before_exercise <- exercise_long %>% filter(time == "Before")
# update all before times to -5
before_exercise$time <- rep(-5, length(before_exercise$time))

Combining data

So far, we’ve been through many ways to pull data apart, getting individual rows and columns as well as groups of each, but what if we need to put data together?

Vertically

To bind sets of rows together they need to have the same columns. Our before and after exercise subsets are both sets of rows with the same column headings. They can be combined vertically by binding the rows together.

# row bind subsets into a new dataframe
exercise_long <- rbind(before_exercise, after_exercise)
# check structure
str(exercise_long)
## 'data.frame':    992 obs. of  3 variables:
##  $ person    : Factor w/ 32 levels "1","2","3","4",..: 1 2 3 4 5 6 7 8 9 10 ...
##  $ time      : num  -5 -5 -5 -5 -5 -5 -5 -5 -5 -5 ...
##  $ pulse.rate: int  80 88 70 79 68 59 56 84 56 56 ...

Horizontally

To bind columns together they need to contain vectors of the exact same length. Use cbind() just as rbind() was used above.
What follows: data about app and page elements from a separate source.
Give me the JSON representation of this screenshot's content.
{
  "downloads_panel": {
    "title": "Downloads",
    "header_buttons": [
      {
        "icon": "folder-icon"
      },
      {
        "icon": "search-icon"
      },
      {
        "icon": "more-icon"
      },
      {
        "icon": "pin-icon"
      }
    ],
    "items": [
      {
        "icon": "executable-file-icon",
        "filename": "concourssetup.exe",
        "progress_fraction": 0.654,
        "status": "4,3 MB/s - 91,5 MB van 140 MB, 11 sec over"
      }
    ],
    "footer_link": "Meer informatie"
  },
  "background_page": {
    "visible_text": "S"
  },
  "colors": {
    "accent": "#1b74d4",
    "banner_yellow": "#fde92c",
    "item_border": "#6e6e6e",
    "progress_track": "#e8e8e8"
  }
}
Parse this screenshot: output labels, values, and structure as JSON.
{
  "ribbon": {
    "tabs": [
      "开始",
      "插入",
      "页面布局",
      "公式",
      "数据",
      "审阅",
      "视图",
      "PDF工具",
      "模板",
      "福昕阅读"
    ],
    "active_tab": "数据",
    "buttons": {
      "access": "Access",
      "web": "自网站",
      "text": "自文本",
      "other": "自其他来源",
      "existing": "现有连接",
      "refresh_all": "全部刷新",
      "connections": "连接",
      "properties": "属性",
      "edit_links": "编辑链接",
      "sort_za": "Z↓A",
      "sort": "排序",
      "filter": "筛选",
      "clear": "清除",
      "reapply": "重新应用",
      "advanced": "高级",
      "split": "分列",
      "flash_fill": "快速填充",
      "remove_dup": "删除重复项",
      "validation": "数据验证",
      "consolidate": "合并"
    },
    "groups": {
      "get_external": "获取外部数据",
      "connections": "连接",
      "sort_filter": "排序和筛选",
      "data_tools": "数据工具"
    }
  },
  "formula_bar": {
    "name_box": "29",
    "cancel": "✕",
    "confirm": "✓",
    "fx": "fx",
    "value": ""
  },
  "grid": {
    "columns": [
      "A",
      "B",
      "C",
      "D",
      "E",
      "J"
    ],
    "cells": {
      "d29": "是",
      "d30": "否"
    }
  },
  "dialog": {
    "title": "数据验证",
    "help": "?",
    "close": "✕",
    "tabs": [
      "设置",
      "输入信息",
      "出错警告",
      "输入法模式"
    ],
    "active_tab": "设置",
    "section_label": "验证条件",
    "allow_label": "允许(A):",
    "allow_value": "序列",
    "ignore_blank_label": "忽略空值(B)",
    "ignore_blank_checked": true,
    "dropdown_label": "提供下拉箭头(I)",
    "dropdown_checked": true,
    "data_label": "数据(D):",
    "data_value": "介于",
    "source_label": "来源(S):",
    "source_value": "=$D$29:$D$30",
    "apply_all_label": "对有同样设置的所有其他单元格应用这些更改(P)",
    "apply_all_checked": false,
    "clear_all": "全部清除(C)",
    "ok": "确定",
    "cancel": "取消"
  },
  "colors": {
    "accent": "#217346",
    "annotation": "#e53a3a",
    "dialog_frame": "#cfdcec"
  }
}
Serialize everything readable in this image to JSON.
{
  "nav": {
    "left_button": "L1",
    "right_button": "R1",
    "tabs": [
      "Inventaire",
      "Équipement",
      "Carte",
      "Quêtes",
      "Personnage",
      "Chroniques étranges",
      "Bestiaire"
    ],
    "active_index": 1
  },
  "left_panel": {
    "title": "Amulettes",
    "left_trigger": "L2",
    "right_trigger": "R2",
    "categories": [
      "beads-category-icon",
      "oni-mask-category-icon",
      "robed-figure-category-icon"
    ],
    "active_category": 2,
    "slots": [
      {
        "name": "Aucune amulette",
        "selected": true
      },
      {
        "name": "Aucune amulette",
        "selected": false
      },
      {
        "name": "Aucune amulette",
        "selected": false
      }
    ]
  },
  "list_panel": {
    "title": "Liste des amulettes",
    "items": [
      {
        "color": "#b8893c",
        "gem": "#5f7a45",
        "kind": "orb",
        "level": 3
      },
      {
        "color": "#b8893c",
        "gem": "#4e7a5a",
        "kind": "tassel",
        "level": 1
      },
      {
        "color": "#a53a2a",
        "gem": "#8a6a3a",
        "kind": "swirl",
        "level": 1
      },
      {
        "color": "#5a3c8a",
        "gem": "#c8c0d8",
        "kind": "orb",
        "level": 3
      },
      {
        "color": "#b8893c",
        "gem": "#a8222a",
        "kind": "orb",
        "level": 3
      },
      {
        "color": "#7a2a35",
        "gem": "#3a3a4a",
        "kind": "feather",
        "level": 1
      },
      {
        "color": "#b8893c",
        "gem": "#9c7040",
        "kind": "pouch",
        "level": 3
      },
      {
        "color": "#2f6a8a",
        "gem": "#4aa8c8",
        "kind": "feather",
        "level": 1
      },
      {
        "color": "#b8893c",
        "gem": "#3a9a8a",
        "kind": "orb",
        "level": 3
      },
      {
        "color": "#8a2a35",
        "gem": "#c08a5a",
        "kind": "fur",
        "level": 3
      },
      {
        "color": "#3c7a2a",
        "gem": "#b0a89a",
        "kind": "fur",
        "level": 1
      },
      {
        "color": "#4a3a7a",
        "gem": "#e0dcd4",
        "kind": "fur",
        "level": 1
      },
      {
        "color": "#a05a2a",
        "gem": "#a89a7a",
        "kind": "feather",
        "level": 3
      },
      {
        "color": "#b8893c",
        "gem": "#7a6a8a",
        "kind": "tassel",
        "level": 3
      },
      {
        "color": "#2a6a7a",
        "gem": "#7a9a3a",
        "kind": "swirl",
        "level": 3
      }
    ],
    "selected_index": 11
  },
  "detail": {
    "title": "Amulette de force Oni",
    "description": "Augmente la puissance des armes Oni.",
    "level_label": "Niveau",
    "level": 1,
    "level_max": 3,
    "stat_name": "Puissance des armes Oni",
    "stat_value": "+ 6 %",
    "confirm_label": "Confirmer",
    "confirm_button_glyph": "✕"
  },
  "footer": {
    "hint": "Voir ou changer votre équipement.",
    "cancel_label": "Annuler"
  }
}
Or, for finer control of column placement, use add_column() from the {tidyverse}.

# overwrite data frame with version that has an extra column
exercise_long <- add_column(
  exercise_long, # data to add a column to
  "exercise.type" = as.factor( # new column name = contents
    rep("cycling", length(exercise_long$person))
  ),
  .after = 1 # after column 1
)
# check the structure
str(exercise_long)
## 'data.frame':    992 obs. of  4 variables:
##  $ person       : Factor w/ 32 levels "1","2","3","4",..: 1 2 3 4 5 6 7 8 9 10 ...
##  $ exercise.type: Factor w/ 1 level "cycling": 1 1 1 1 1 1 1 1 1 1 ...
##  $ time         : num  -5 -5 -5 -5 -5 -5 -5 -5 -5 -5 ...
##  $ pulse.rate   : int  80 88 70 79 68 59 56 84 56 56 ...